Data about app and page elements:

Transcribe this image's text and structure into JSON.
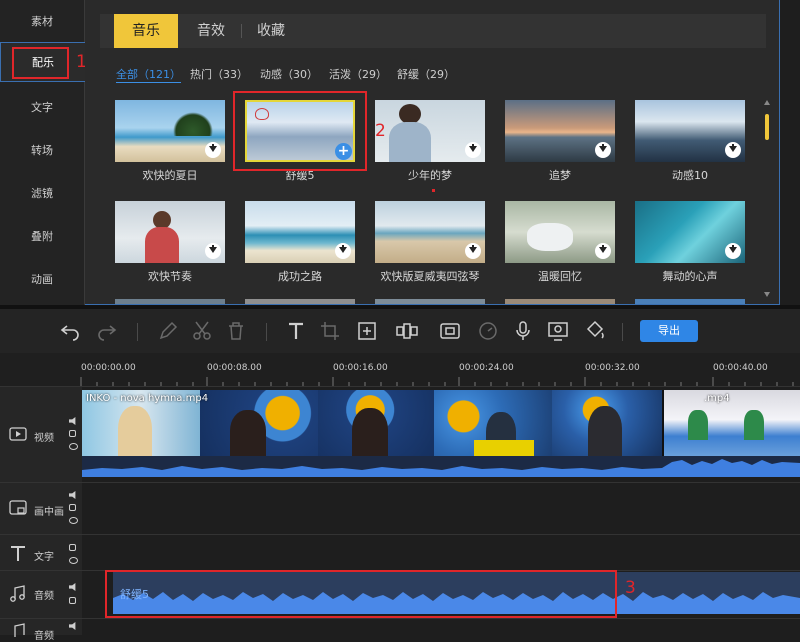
{
  "sidebar": {
    "items": [
      {
        "label": "素材"
      },
      {
        "label": "配乐"
      },
      {
        "label": "文字"
      },
      {
        "label": "转场"
      },
      {
        "label": "滤镜"
      },
      {
        "label": "叠附"
      },
      {
        "label": "动画"
      }
    ]
  },
  "annotations": [
    "1",
    "2",
    "3"
  ],
  "tabs": [
    {
      "label": "音乐",
      "active": true
    },
    {
      "label": "音效"
    },
    {
      "label": "收藏"
    }
  ],
  "filters": [
    {
      "label": "全部（121）",
      "active": true
    },
    {
      "label": "热门（33）"
    },
    {
      "label": "动感（30）"
    },
    {
      "label": "活泼（29）"
    },
    {
      "label": "舒缓（29）"
    }
  ],
  "music_items": [
    {
      "title": "欢快的夏日"
    },
    {
      "title": "舒缓5",
      "selected": true
    },
    {
      "title": "少年的梦"
    },
    {
      "title": "追梦"
    },
    {
      "title": "动感10"
    },
    {
      "title": "欢快节奏"
    },
    {
      "title": "成功之路"
    },
    {
      "title": "欢快版夏威夷四弦琴"
    },
    {
      "title": "温暖回忆"
    },
    {
      "title": "舞动的心声"
    }
  ],
  "toolbar": {
    "icons": [
      "undo-icon",
      "redo-icon",
      "pencil-icon",
      "scissors-icon",
      "trash-icon",
      "text-icon",
      "crop-icon",
      "zoom-frame-icon",
      "mosaic-icon",
      "pip-icon",
      "speed-icon",
      "mic-icon",
      "screen-record-icon",
      "paint-bucket-icon"
    ],
    "export_label": "导出"
  },
  "ruler": {
    "ticks": [
      "00:00:00.00",
      "00:00:08.00",
      "00:00:16.00",
      "00:00:24.00",
      "00:00:32.00",
      "00:00:40.00"
    ]
  },
  "tracks": {
    "video": {
      "label": "视频",
      "clip1": "INKO - nova hymna.mp4",
      "clip2": ".mp4"
    },
    "pip": {
      "label": "画中画"
    },
    "text": {
      "label": "文字"
    },
    "audio": {
      "label": "音频",
      "clip": "舒缓5"
    },
    "audio2": {
      "label": "音频"
    }
  },
  "colors": {
    "accent": "#f0c63a",
    "blue": "#2f86e6",
    "annotation_red": "#e0262a",
    "video_clip_bg": "#2d3a55",
    "audio_wave": "#4a88e8"
  }
}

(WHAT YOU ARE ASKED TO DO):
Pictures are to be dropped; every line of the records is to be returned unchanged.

(TASK ANSWER):
Transcribe this image's text and structure into JSON.
{
  "sidebar": {
    "items": [
      {
        "label": "素材"
      },
      {
        "label": "配乐"
      },
      {
        "label": "文字"
      },
      {
        "label": "转场"
      },
      {
        "label": "滤镜"
      },
      {
        "label": "叠附"
      },
      {
        "label": "动画"
      }
    ]
  },
  "annotations": [
    "1",
    "2",
    "3"
  ],
  "tabs": [
    {
      "label": "音乐",
      "active": true
    },
    {
      "label": "音效"
    },
    {
      "label": "收藏"
    }
  ],
  "filters": [
    {
      "label": "全部（121）",
      "active": true
    },
    {
      "label": "热门（33）"
    },
    {
      "label": "动感（30）"
    },
    {
      "label": "活泼（29）"
    },
    {
      "label": "舒缓（29）"
    }
  ],
  "music_items": [
    {
      "title": "欢快的夏日"
    },
    {
      "title": "舒缓5",
      "selected": true
    },
    {
      "title": "少年的梦"
    },
    {
      "title": "追梦"
    },
    {
      "title": "动感10"
    },
    {
      "title": "欢快节奏"
    },
    {
      "title": "成功之路"
    },
    {
      "title": "欢快版夏威夷四弦琴"
    },
    {
      "title": "温暖回忆"
    },
    {
      "title": "舞动的心声"
    }
  ],
  "toolbar": {
    "icons": [
      "undo-icon",
      "redo-icon",
      "pencil-icon",
      "scissors-icon",
      "trash-icon",
      "text-icon",
      "crop-icon",
      "zoom-frame-icon",
      "mosaic-icon",
      "pip-icon",
      "speed-icon",
      "mic-icon",
      "screen-record-icon",
      "paint-bucket-icon"
    ],
    "export_label": "导出"
  },
  "ruler": {
    "ticks": [
      "00:00:00.00",
      "00:00:08.00",
      "00:00:16.00",
      "00:00:24.00",
      "00:00:32.00",
      "00:00:40.00"
    ]
  },
  "tracks": {
    "video": {
      "label": "视频",
      "clip1": "INKO - nova hymna.mp4",
      "clip2": ".mp4"
    },
    "pip": {
      "label": "画中画"
    },
    "text": {
      "label": "文字"
    },
    "audio": {
      "label": "音频",
      "clip": "舒缓5"
    },
    "audio2": {
      "label": "音频"
    }
  },
  "colors": {
    "accent": "#f0c63a",
    "blue": "#2f86e6",
    "annotation_red": "#e0262a",
    "video_clip_bg": "#2d3a55",
    "audio_wave": "#4a88e8"
  }
}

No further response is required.